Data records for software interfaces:
======

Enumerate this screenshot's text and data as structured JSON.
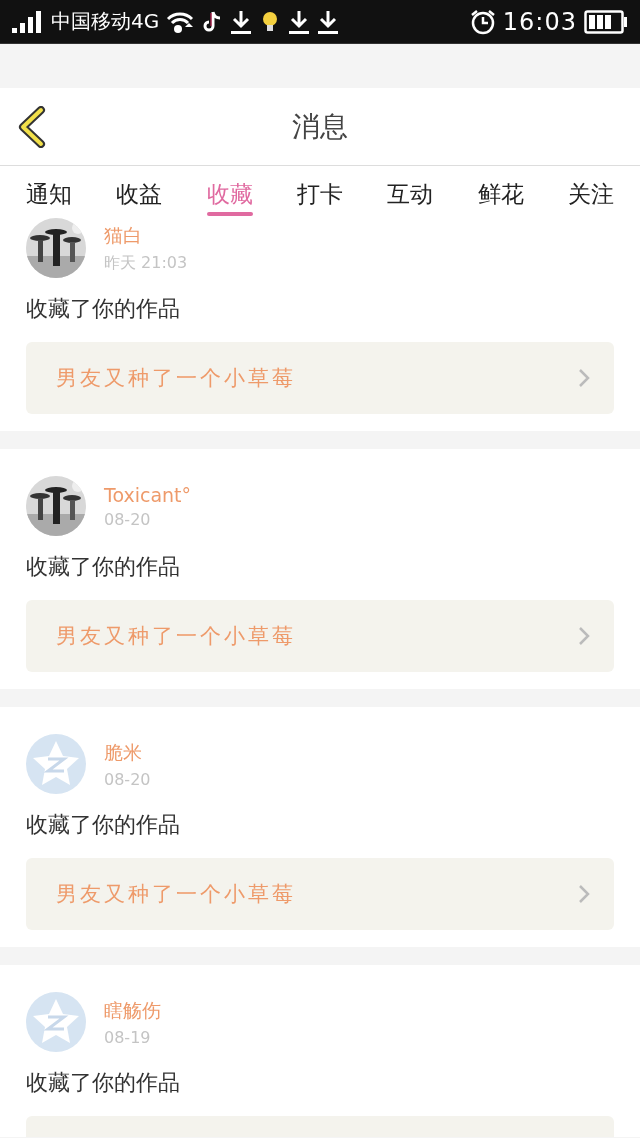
{
  "status_bar": {
    "carrier": "中国移动4G",
    "time": "16:03"
  },
  "header": {
    "title": "消息"
  },
  "tabs": [
    {
      "label": "通知",
      "selected": false
    },
    {
      "label": "收益",
      "selected": false
    },
    {
      "label": "收藏",
      "selected": true
    },
    {
      "label": "打卡",
      "selected": false
    },
    {
      "label": "互动",
      "selected": false
    },
    {
      "label": "鲜花",
      "selected": false
    },
    {
      "label": "关注",
      "selected": false
    }
  ],
  "messages": [
    {
      "kind": "picture",
      "name": "猫白",
      "time": "昨天 21:03",
      "action": "收藏了你的作品",
      "work": "男友又种了一个小草莓"
    },
    {
      "kind": "picture",
      "name": "Toxicant°",
      "time": "08-20",
      "action": "收藏了你的作品",
      "work": "男友又种了一个小草莓"
    },
    {
      "kind": "default",
      "name": "脆米",
      "time": "08-20",
      "action": "收藏了你的作品",
      "work": "男友又种了一个小草莓"
    },
    {
      "kind": "default",
      "name": "瞎觞伤",
      "time": "08-19",
      "action": "收藏了你的作品"
    }
  ]
}
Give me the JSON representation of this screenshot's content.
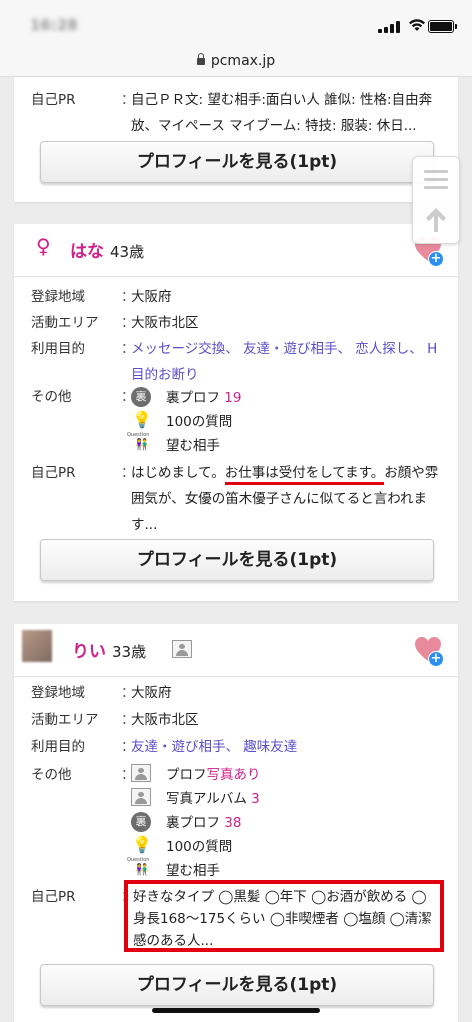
{
  "status": {
    "time": "16:28"
  },
  "browser": {
    "url": "pcmax.jp"
  },
  "float_menu": {
    "menu_icon": "hamburger-icon",
    "top_icon": "arrow-up-icon"
  },
  "card1": {
    "self_pr_label": "自己PR",
    "self_pr_text": "自己ＰＲ文: 望む相手:面白い人 誰似: 性格:自由奔放、マイペース マイブーム: 特技: 服装: 休日...",
    "button": "プロフィールを見る(1pt)"
  },
  "card2": {
    "gender_icon": "♀",
    "name": "はな",
    "age": "43歳",
    "labels": {
      "region": "登録地域",
      "area": "活動エリア",
      "purpose": "利用目的",
      "other": "その他",
      "pr": "自己PR"
    },
    "colon": "：",
    "region": "大阪府",
    "area": "大阪市北区",
    "purpose": "メッセージ交換、 友達・遊び相手、 恋人探し、 H目的お断り",
    "others": [
      {
        "icon": "ura-profile-icon",
        "icon_text": "裏",
        "label": "裏プロフ",
        "count": "19"
      },
      {
        "icon": "question-bulb-icon",
        "icon_text": "Question",
        "label": "100の質問",
        "count": ""
      },
      {
        "icon": "wish-partner-icon",
        "icon_text": "",
        "label": "望む相手",
        "count": ""
      }
    ],
    "pr_pre": "はじめまして。",
    "pr_highlight": "お仕事は受付をしてます。",
    "pr_post": "お顔や雰囲気が、女優の笛木優子さんに似てると言われます...",
    "button": "プロフィールを見る(1pt)"
  },
  "card3": {
    "name": "りい",
    "age": "33歳",
    "labels": {
      "region": "登録地域",
      "area": "活動エリア",
      "purpose": "利用目的",
      "other": "その他",
      "pr": "自己PR"
    },
    "colon": "：",
    "region": "大阪府",
    "area": "大阪市北区",
    "purpose": "友達・遊び相手、 趣味友達",
    "others": [
      {
        "icon": "profile-photo-icon",
        "label": "プロフ",
        "accent": "写真あり"
      },
      {
        "icon": "photo-album-icon",
        "label": "写真アルバム",
        "accent": "3"
      },
      {
        "icon": "ura-profile-icon",
        "icon_text": "裏",
        "label": "裏プロフ",
        "accent": "38"
      },
      {
        "icon": "question-bulb-icon",
        "icon_text": "Question",
        "label": "100の質問",
        "accent": ""
      },
      {
        "icon": "wish-partner-icon",
        "label": "望む相手",
        "accent": ""
      }
    ],
    "pr_text": "好きなタイプ ◯黒髪 ◯年下 ◯お酒が飲める ◯身長168〜175くらい ◯非喫煙者 ◯塩顔 ◯清潔感のある人...",
    "button": "プロフィールを見る(1pt)"
  },
  "colors": {
    "accent_pink": "#d0208c",
    "link_purple": "#5a4fc8",
    "highlight_red": "#e00010"
  }
}
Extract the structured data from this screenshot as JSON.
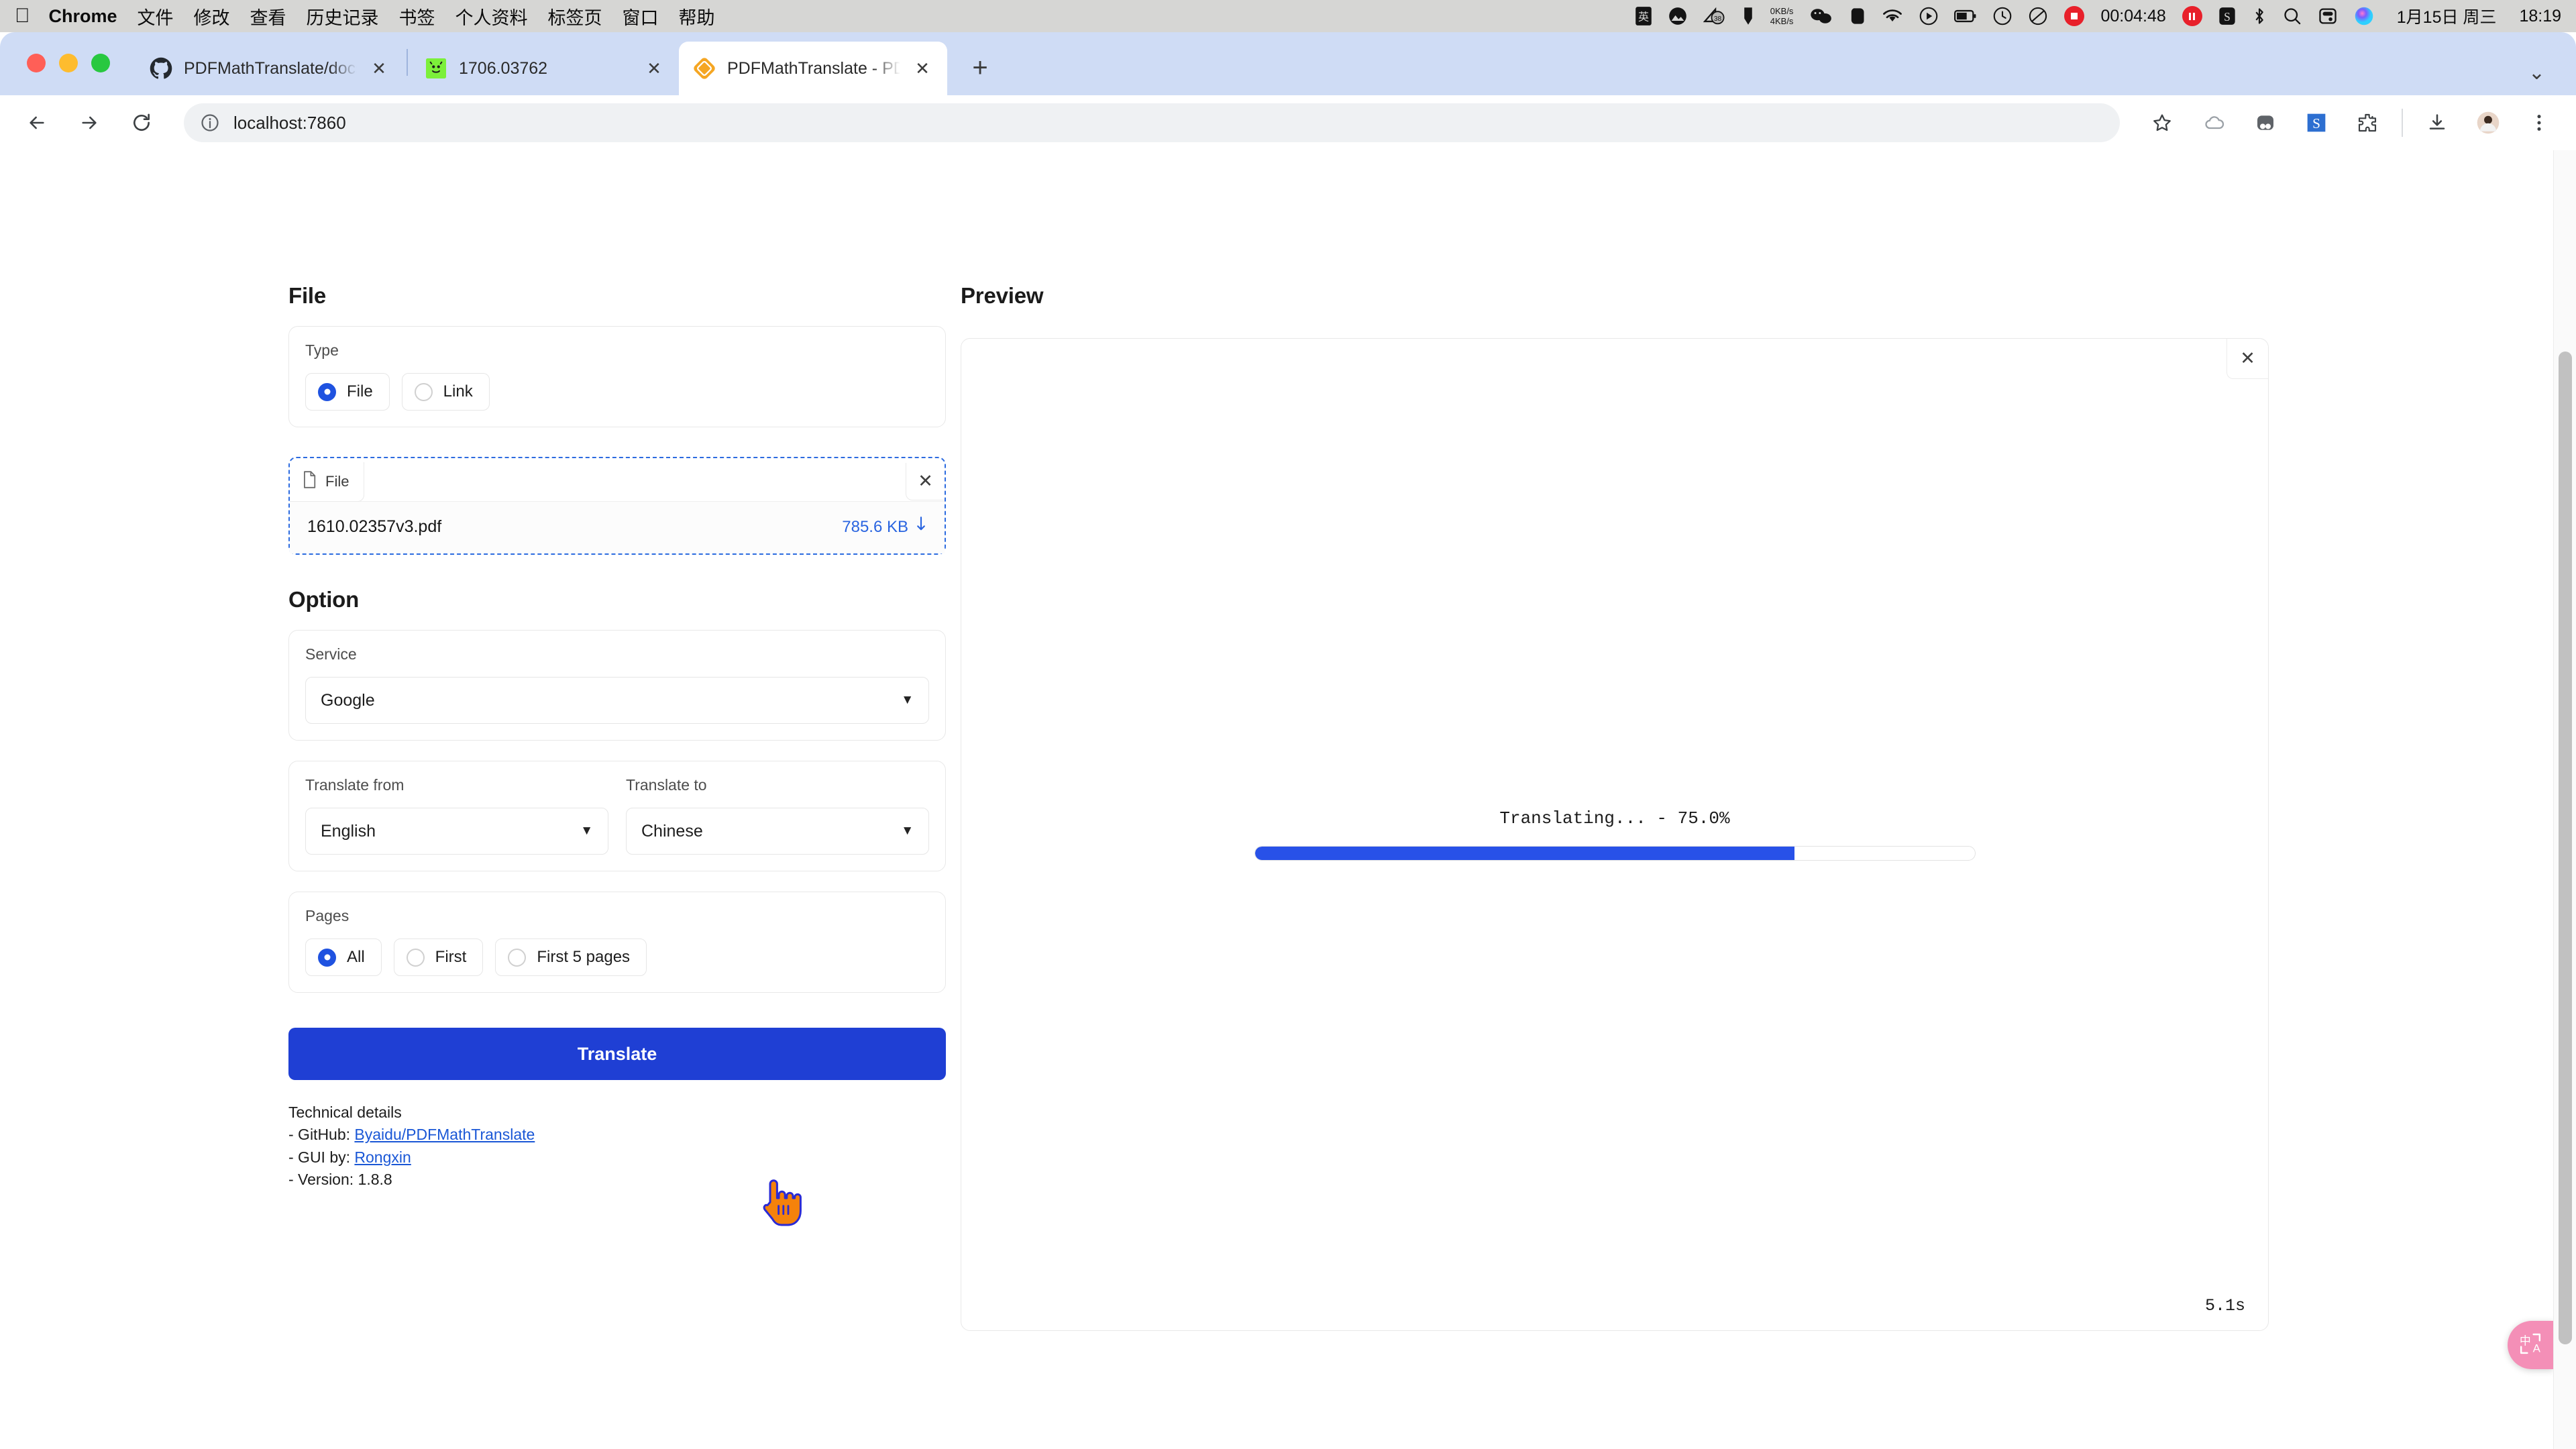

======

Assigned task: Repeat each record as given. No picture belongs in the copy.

Answer to this problem:
Enumerate this screenshot's text and data as structured JSON.
{
  "status_bar": {
    "carrier": "中国移动4G",
    "time": "16:03"
  },
  "header": {
    "title": "消息"
  },
  "tabs": [
    {
      "label": "通知",
      "selected": false
    },
    {
      "label": "收益",
      "selected": false
    },
    {
      "label": "收藏",
      "selected": true
    },
    {
      "label": "打卡",
      "selected": false
    },
    {
      "label": "互动",
      "selected": false
    },
    {
      "label": "鲜花",
      "selected": false
    },
    {
      "label": "关注",
      "selected": false
    }
  ],
  "messages": [
    {
      "kind": "picture",
      "name": "猫白",
      "time": "昨天 21:03",
      "action": "收藏了你的作品",
      "work": "男友又种了一个小草莓"
    },
    {
      "kind": "picture",
      "name": "Toxicant°",
      "time": "08-20",
      "action": "收藏了你的作品",
      "work": "男友又种了一个小草莓"
    },
    {
      "kind": "default",
      "name": "脆米",
      "time": "08-20",
      "action": "收藏了你的作品",
      "work": "男友又种了一个小草莓"
    },
    {
      "kind": "default",
      "name": "瞎觞伤",
      "time": "08-19",
      "action": "收藏了你的作品"
    }
  ]
}
Give me the JSON representation of this screenshot's content.
{
  "status": {
    "time": "16:28"
  },
  "browser": {
    "url": "pcmax.jp"
  },
  "float_menu": {
    "menu_icon": "hamburger-icon",
    "top_icon": "arrow-up-icon"
  },
  "card1": {
    "self_pr_label": "自己PR",
    "self_pr_text": "自己ＰＲ文: 望む相手:面白い人 誰似: 性格:自由奔放、マイペース マイブーム: 特技: 服装: 休日...",
    "button": "プロフィールを見る(1pt)"
  },
  "card2": {
    "gender_icon": "♀",
    "name": "はな",
    "age": "43歳",
    "labels": {
      "region": "登録地域",
      "area": "活動エリア",
      "purpose": "利用目的",
      "other": "その他",
      "pr": "自己PR"
    },
    "colon": "：",
    "region": "大阪府",
    "area": "大阪市北区",
    "purpose": "メッセージ交換、 友達・遊び相手、 恋人探し、 H目的お断り",
    "others": [
      {
        "icon": "ura-profile-icon",
        "icon_text": "裏",
        "label": "裏プロフ",
        "count": "19"
      },
      {
        "icon": "question-bulb-icon",
        "icon_text": "Question",
        "label": "100の質問",
        "count": ""
      },
      {
        "icon": "wish-partner-icon",
        "icon_text": "",
        "label": "望む相手",
        "count": ""
      }
    ],
    "pr_pre": "はじめまして。",
    "pr_highlight": "お仕事は受付をしてます。",
    "pr_post": "お顔や雰囲気が、女優の笛木優子さんに似てると言われます...",
    "button": "プロフィールを見る(1pt)"
  },
  "card3": {
    "name": "りい",
    "age": "33歳",
    "labels": {
      "region": "登録地域",
      "area": "活動エリア",
      "purpose": "利用目的",
      "other": "その他",
      "pr": "自己PR"
    },
    "colon": "：",
    "region": "大阪府",
    "area": "大阪市北区",
    "purpose": "友達・遊び相手、 趣味友達",
    "others": [
      {
        "icon": "profile-photo-icon",
        "label": "プロフ",
        "accent": "写真あり"
      },
      {
        "icon": "photo-album-icon",
        "label": "写真アルバム",
        "accent": "3"
      },
      {
        "icon": "ura-profile-icon",
        "icon_text": "裏",
        "label": "裏プロフ",
        "accent": "38"
      },
      {
        "icon": "question-bulb-icon",
        "icon_text": "Question",
        "label": "100の質問",
        "accent": ""
      },
      {
        "icon": "wish-partner-icon",
        "label": "望む相手",
        "accent": ""
      }
    ],
    "pr_text": "好きなタイプ ◯黒髪 ◯年下 ◯お酒が飲める ◯身長168〜175くらい ◯非喫煙者 ◯塩顔 ◯清潔感のある人...",
    "button": "プロフィールを見る(1pt)"
  },
  "colors": {
    "accent_pink": "#d0208c",
    "link_purple": "#5a4fc8",
    "highlight_red": "#e00010"
  }
}
Extract the structured data from this screenshot as JSON.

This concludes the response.